__To do__
Identify, in the records below, every line where the string "path" appears, and copy each such line.
Data section START
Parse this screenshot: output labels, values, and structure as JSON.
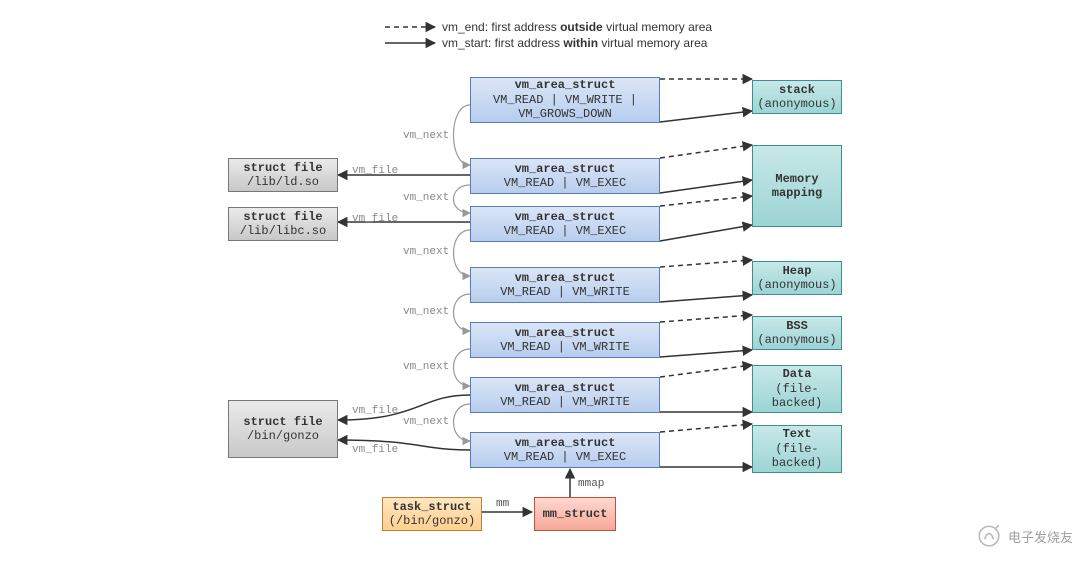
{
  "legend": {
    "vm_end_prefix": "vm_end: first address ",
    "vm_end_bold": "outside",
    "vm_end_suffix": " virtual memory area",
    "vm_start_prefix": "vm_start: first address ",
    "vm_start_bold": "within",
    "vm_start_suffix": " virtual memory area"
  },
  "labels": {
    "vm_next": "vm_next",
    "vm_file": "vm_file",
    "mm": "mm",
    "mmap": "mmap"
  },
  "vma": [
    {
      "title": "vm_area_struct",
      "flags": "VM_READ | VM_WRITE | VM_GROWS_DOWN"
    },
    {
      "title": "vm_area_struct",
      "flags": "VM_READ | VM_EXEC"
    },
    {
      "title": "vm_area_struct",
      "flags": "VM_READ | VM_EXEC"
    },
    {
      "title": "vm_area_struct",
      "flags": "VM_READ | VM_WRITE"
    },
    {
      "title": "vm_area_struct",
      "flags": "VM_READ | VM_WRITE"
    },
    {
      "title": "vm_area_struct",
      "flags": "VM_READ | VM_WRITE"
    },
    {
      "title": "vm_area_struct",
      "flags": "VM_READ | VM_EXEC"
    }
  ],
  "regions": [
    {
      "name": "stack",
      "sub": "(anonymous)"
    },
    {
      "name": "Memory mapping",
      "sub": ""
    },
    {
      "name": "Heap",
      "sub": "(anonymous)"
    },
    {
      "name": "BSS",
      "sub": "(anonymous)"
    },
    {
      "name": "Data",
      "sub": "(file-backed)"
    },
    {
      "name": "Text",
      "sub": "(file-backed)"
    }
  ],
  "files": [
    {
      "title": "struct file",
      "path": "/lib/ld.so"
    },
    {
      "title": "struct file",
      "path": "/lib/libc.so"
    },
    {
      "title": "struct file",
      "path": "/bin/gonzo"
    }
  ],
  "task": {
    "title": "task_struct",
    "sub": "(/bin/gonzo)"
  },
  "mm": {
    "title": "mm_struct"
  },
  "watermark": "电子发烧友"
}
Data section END
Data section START
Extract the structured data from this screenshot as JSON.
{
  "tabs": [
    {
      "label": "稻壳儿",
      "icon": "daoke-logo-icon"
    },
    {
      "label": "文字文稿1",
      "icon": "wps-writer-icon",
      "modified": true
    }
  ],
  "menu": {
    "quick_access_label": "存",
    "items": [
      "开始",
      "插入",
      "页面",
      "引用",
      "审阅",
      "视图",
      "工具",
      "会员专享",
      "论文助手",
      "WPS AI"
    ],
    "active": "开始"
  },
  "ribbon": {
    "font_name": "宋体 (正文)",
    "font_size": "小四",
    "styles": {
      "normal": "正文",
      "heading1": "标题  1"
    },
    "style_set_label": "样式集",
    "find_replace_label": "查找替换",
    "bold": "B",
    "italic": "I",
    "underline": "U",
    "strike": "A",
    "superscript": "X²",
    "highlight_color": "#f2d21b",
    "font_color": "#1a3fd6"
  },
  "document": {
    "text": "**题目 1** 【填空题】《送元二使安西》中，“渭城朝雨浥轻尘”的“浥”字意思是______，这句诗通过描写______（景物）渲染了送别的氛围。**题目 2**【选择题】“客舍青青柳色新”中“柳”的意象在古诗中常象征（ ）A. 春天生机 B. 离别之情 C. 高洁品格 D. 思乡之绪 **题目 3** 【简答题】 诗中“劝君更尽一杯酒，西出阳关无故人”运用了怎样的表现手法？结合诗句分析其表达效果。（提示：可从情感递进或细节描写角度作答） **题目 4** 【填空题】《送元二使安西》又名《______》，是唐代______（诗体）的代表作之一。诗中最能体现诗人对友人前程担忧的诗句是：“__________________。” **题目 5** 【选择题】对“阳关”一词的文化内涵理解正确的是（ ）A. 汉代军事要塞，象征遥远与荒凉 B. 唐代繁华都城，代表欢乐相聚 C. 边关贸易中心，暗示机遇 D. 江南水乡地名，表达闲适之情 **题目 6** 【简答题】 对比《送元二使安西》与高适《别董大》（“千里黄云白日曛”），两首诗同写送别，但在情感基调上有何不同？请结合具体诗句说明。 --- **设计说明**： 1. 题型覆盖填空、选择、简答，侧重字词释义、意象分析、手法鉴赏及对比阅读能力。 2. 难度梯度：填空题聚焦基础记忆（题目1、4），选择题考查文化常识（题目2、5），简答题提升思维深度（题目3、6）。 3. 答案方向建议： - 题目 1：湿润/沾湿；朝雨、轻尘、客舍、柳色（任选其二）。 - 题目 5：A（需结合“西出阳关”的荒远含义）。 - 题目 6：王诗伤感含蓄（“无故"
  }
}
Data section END
__Completed exercise__
      "path": "/lib/ld.so"
      "path": "/lib/libc.so"
      "path": "/bin/gonzo"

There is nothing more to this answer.